#### [Supplied material]
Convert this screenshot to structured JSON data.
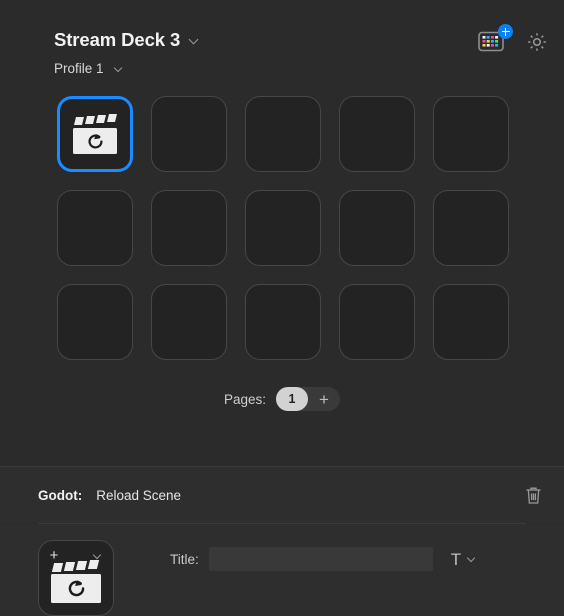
{
  "header": {
    "app_title": "Stream Deck 3",
    "profile_label": "Profile 1",
    "title_chevron_icon": "chevron-down-icon",
    "profile_chevron_icon": "chevron-down-icon",
    "add_device_icon": "stream-deck-device-add-icon",
    "settings_icon": "gear-icon"
  },
  "keys": [
    {
      "index": 0,
      "selected": true,
      "icon": "clapperboard-reload-icon",
      "label": ""
    },
    {
      "index": 1,
      "selected": false,
      "icon": "",
      "label": ""
    },
    {
      "index": 2,
      "selected": false,
      "icon": "",
      "label": ""
    },
    {
      "index": 3,
      "selected": false,
      "icon": "",
      "label": ""
    },
    {
      "index": 4,
      "selected": false,
      "icon": "",
      "label": ""
    },
    {
      "index": 5,
      "selected": false,
      "icon": "",
      "label": ""
    },
    {
      "index": 6,
      "selected": false,
      "icon": "",
      "label": ""
    },
    {
      "index": 7,
      "selected": false,
      "icon": "",
      "label": ""
    },
    {
      "index": 8,
      "selected": false,
      "icon": "",
      "label": ""
    },
    {
      "index": 9,
      "selected": false,
      "icon": "",
      "label": ""
    },
    {
      "index": 10,
      "selected": false,
      "icon": "",
      "label": ""
    },
    {
      "index": 11,
      "selected": false,
      "icon": "",
      "label": ""
    },
    {
      "index": 12,
      "selected": false,
      "icon": "",
      "label": ""
    },
    {
      "index": 13,
      "selected": false,
      "icon": "",
      "label": ""
    },
    {
      "index": 14,
      "selected": false,
      "icon": "",
      "label": ""
    }
  ],
  "pages": {
    "label": "Pages:",
    "current": "1",
    "add_label": "+"
  },
  "action": {
    "plugin": "Godot:",
    "name": "Reload Scene",
    "delete_icon": "trash-icon"
  },
  "inspector": {
    "thumbnail_icon": "clapperboard-reload-icon",
    "thumbnail_add_label": "+",
    "thumbnail_chevron_icon": "chevron-down-icon",
    "title_label": "Title:",
    "title_value": "",
    "title_placeholder": "",
    "font_glyph": "T",
    "font_chevron_icon": "chevron-down-icon"
  },
  "colors": {
    "accent": "#1a8cff",
    "badge": "#1080f0",
    "background": "#2b2b2b",
    "panel": "#2e2e2e",
    "key": "#232323",
    "key_border": "#474747"
  }
}
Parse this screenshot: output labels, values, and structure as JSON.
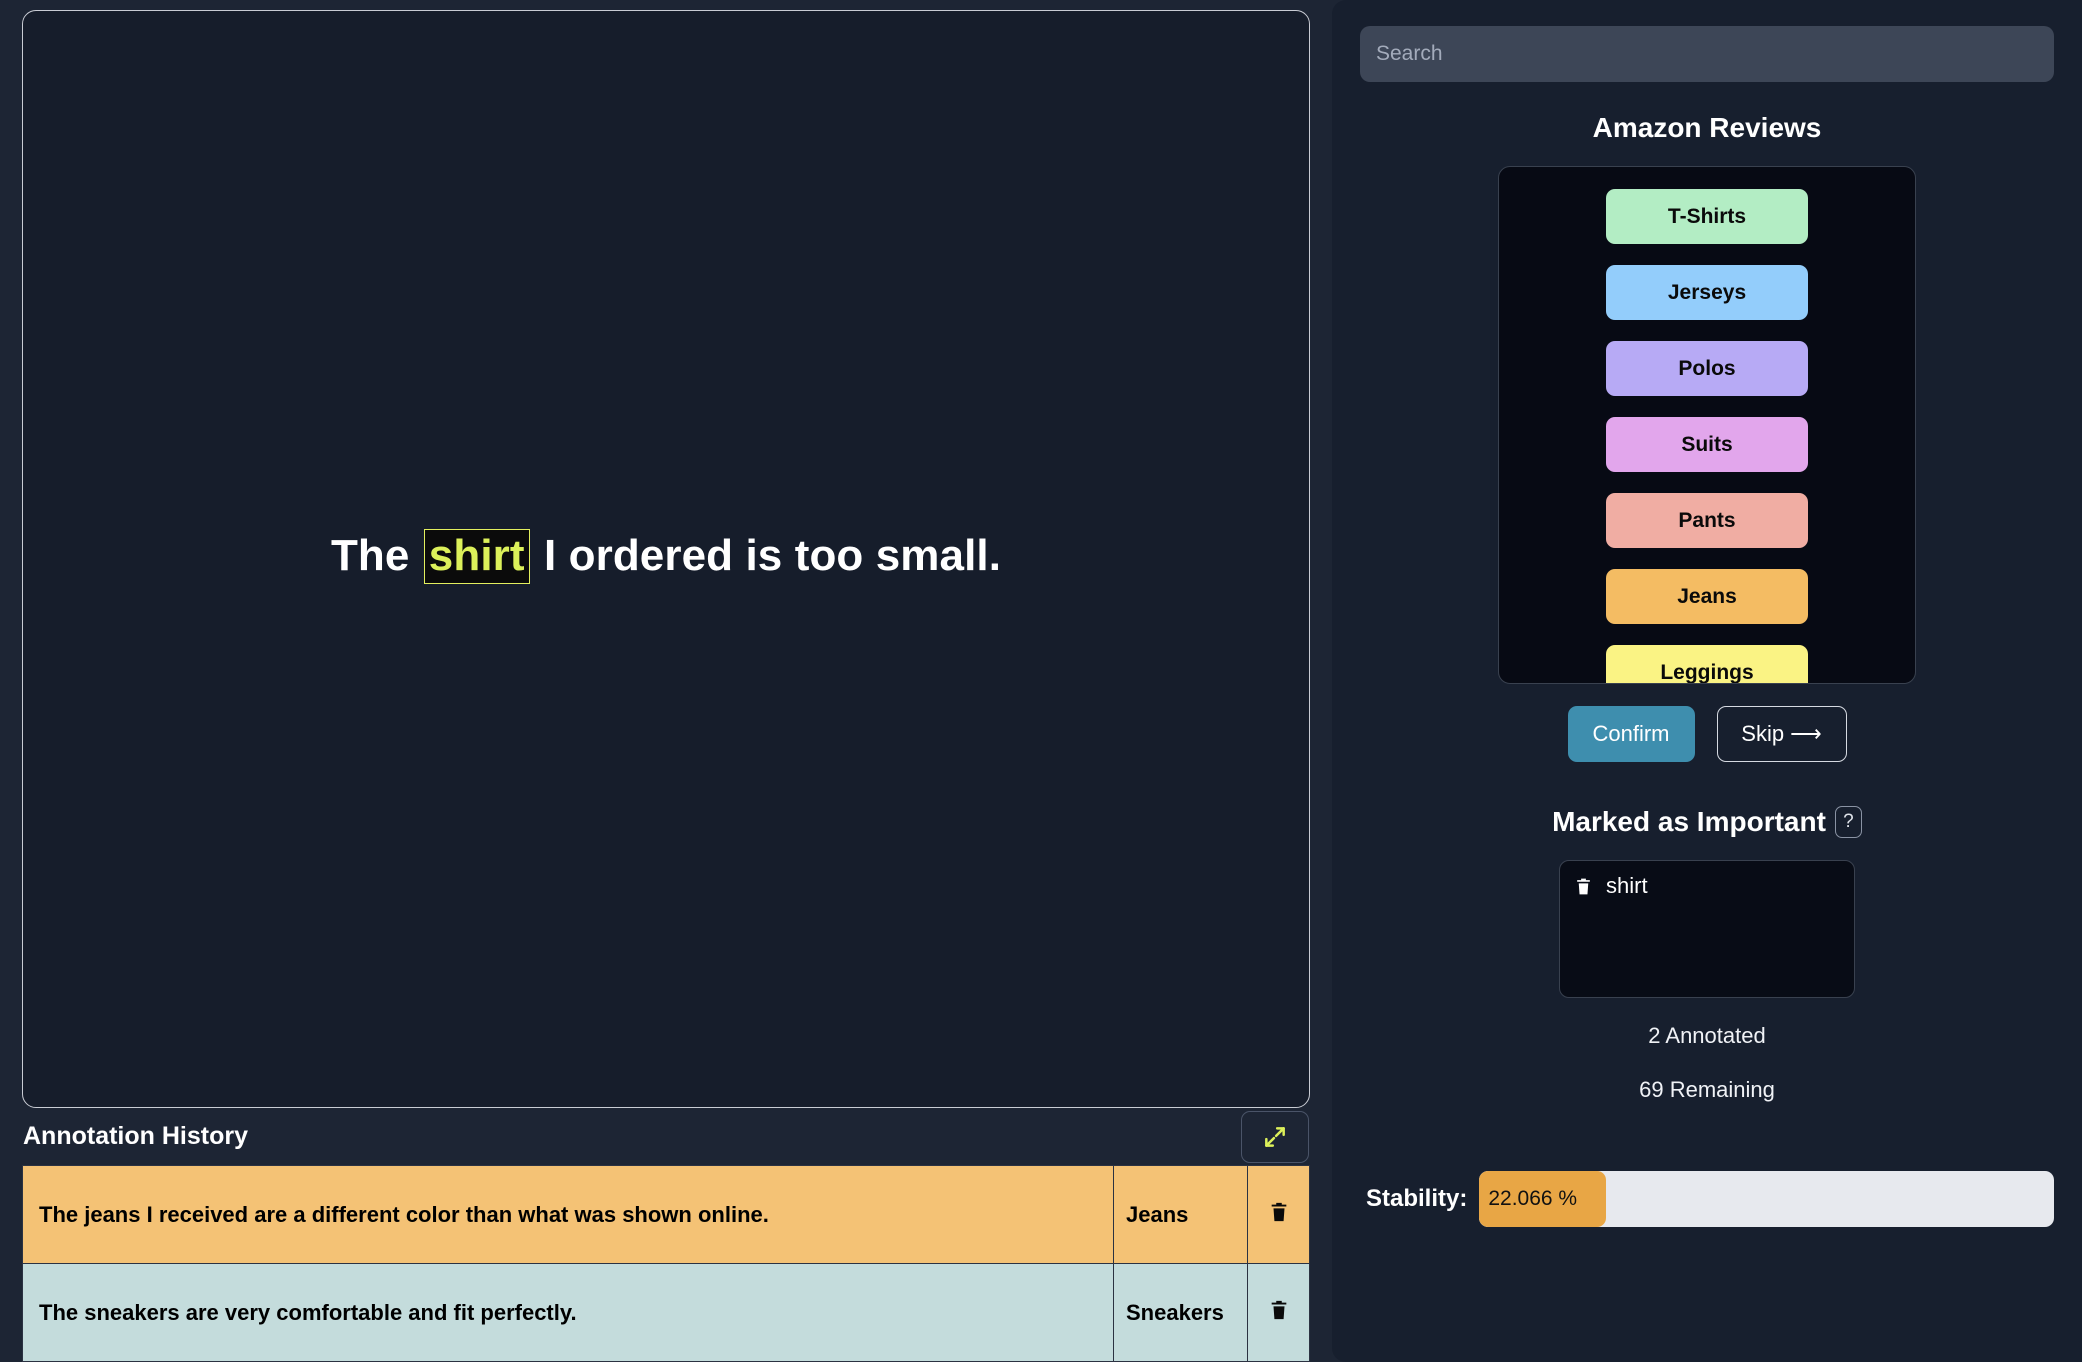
{
  "main": {
    "sentence": {
      "before": "The ",
      "highlight": "shirt",
      "after": " I ordered is too small."
    }
  },
  "history": {
    "title": "Annotation History",
    "expand_icon": "expand-diagonal-icon",
    "delete_icon": "trash-icon",
    "rows": [
      {
        "text": "The jeans I received are a different color than what was shown online.",
        "label": "Jeans",
        "color": "#f4c275"
      },
      {
        "text": "The sneakers are very comfortable and fit perfectly.",
        "label": "Sneakers",
        "color": "#c4dcdc"
      }
    ]
  },
  "sidebar": {
    "search": {
      "placeholder": "Search",
      "value": ""
    },
    "title": "Amazon Reviews",
    "categories": [
      {
        "label": "T-Shirts",
        "color": "#b3edc4"
      },
      {
        "label": "Jerseys",
        "color": "#93cdfb"
      },
      {
        "label": "Polos",
        "color": "#b7aaf5"
      },
      {
        "label": "Suits",
        "color": "#e2a6ec"
      },
      {
        "label": "Pants",
        "color": "#f0ada3"
      },
      {
        "label": "Jeans",
        "color": "#f4bc63"
      },
      {
        "label": "Leggings",
        "color": "#faf384"
      }
    ],
    "actions": {
      "confirm": "Confirm",
      "skip": "Skip ⟶"
    },
    "important": {
      "title": "Marked as Important",
      "help": "?",
      "items": [
        {
          "label": "shirt",
          "icon": "trash-icon"
        }
      ]
    },
    "counts": {
      "annotated": "2 Annotated",
      "remaining": "69 Remaining"
    },
    "stability": {
      "label": "Stability:",
      "value": "22.066 %",
      "percent": 22.066,
      "fill_color": "#e8a645",
      "track_color": "#e7e9ee"
    }
  }
}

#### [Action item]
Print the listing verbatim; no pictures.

#### [Answer section]
Convert this screenshot to structured JSON data.
{
  "header": {
    "app_title": "Stream Deck 3",
    "profile_label": "Profile 1",
    "title_chevron_icon": "chevron-down-icon",
    "profile_chevron_icon": "chevron-down-icon",
    "add_device_icon": "stream-deck-device-add-icon",
    "settings_icon": "gear-icon"
  },
  "keys": [
    {
      "index": 0,
      "selected": true,
      "icon": "clapperboard-reload-icon",
      "label": ""
    },
    {
      "index": 1,
      "selected": false,
      "icon": "",
      "label": ""
    },
    {
      "index": 2,
      "selected": false,
      "icon": "",
      "label": ""
    },
    {
      "index": 3,
      "selected": false,
      "icon": "",
      "label": ""
    },
    {
      "index": 4,
      "selected": false,
      "icon": "",
      "label": ""
    },
    {
      "index": 5,
      "selected": false,
      "icon": "",
      "label": ""
    },
    {
      "index": 6,
      "selected": false,
      "icon": "",
      "label": ""
    },
    {
      "index": 7,
      "selected": false,
      "icon": "",
      "label": ""
    },
    {
      "index": 8,
      "selected": false,
      "icon": "",
      "label": ""
    },
    {
      "index": 9,
      "selected": false,
      "icon": "",
      "label": ""
    },
    {
      "index": 10,
      "selected": false,
      "icon": "",
      "label": ""
    },
    {
      "index": 11,
      "selected": false,
      "icon": "",
      "label": ""
    },
    {
      "index": 12,
      "selected": false,
      "icon": "",
      "label": ""
    },
    {
      "index": 13,
      "selected": false,
      "icon": "",
      "label": ""
    },
    {
      "index": 14,
      "selected": false,
      "icon": "",
      "label": ""
    }
  ],
  "pages": {
    "label": "Pages:",
    "current": "1",
    "add_label": "+"
  },
  "action": {
    "plugin": "Godot:",
    "name": "Reload Scene",
    "delete_icon": "trash-icon"
  },
  "inspector": {
    "thumbnail_icon": "clapperboard-reload-icon",
    "thumbnail_add_label": "+",
    "thumbnail_chevron_icon": "chevron-down-icon",
    "title_label": "Title:",
    "title_value": "",
    "title_placeholder": "",
    "font_glyph": "T",
    "font_chevron_icon": "chevron-down-icon"
  },
  "colors": {
    "accent": "#1a8cff",
    "badge": "#1080f0",
    "background": "#2b2b2b",
    "panel": "#2e2e2e",
    "key": "#232323",
    "key_border": "#474747"
  }
}
Parse this screenshot: output labels, values, and structure as JSON.
{
  "main": {
    "sentence": {
      "before": "The ",
      "highlight": "shirt",
      "after": " I ordered is too small."
    }
  },
  "history": {
    "title": "Annotation History",
    "expand_icon": "expand-diagonal-icon",
    "delete_icon": "trash-icon",
    "rows": [
      {
        "text": "The jeans I received are a different color than what was shown online.",
        "label": "Jeans",
        "color": "#f4c275"
      },
      {
        "text": "The sneakers are very comfortable and fit perfectly.",
        "label": "Sneakers",
        "color": "#c4dcdc"
      }
    ]
  },
  "sidebar": {
    "search": {
      "placeholder": "Search",
      "value": ""
    },
    "title": "Amazon Reviews",
    "categories": [
      {
        "label": "T-Shirts",
        "color": "#b3edc4"
      },
      {
        "label": "Jerseys",
        "color": "#93cdfb"
      },
      {
        "label": "Polos",
        "color": "#b7aaf5"
      },
      {
        "label": "Suits",
        "color": "#e2a6ec"
      },
      {
        "label": "Pants",
        "color": "#f0ada3"
      },
      {
        "label": "Jeans",
        "color": "#f4bc63"
      },
      {
        "label": "Leggings",
        "color": "#faf384"
      }
    ],
    "actions": {
      "confirm": "Confirm",
      "skip": "Skip ⟶"
    },
    "important": {
      "title": "Marked as Important",
      "help": "?",
      "items": [
        {
          "label": "shirt",
          "icon": "trash-icon"
        }
      ]
    },
    "counts": {
      "annotated": "2 Annotated",
      "remaining": "69 Remaining"
    },
    "stability": {
      "label": "Stability:",
      "value": "22.066 %",
      "percent": 22.066,
      "fill_color": "#e8a645",
      "track_color": "#e7e9ee"
    }
  }
}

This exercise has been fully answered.